It's a bit of a coincidence that I wrote about the dearth of public companies this morning and Tesla goes and announces it's considering going private.
Dell as a test case for going private
The company I used in the earlier post was Dell. Here's what Fast Company said about Dell's going private five years ago that is relevant to Tesla:
If Dell was trading at an all-time high, Dell wouldn’t be going private. It’s this low stock price that has created this opportunity. As expected, some investors aren’t happy. There are a lot of homeowners who aren’t happy with the decline in their home values as well. Today’s price is today’s price. Why should Dell pay a premium to buy itself? The “market” has set a price–Dell is taking advantage of that now.
Are there risks to going private? Perhaps. But...
As this site is now reader-supported via Patreon, the remainder of this article is only available to subscribers at a specific patronage level. Articles at patronage levels BRONZE, SILVER, and GOLD are denoted by the categories in blue capital letters above the post. Posts categorized DAILY are available to both SILVER and GOLD patrons.

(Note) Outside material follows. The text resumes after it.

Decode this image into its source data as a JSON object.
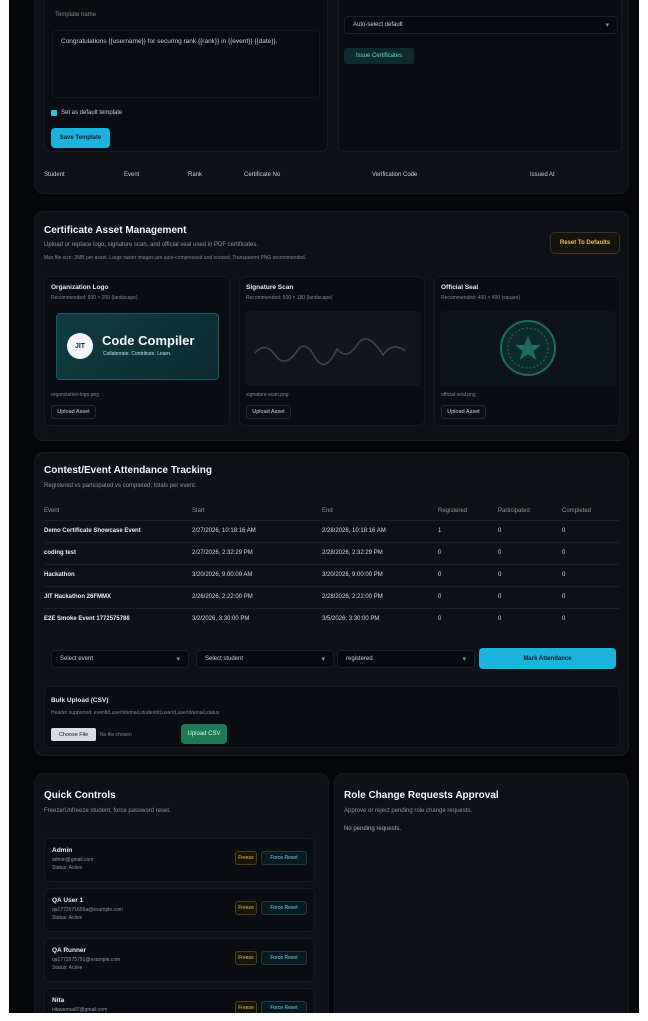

Edward Harrison is the founder of Credit Writedowns and a former career diplomat, investment banker and technology executive with over twenty five years of business experience. He has also been a regular economic and financial commentator in print and on television for the past decade. He speaks six languages and reads another five, skills he uses to provide a more global perspective. Edward holds an MBA in Finance from Columbia University and a BA in Economics from Dartmouth College.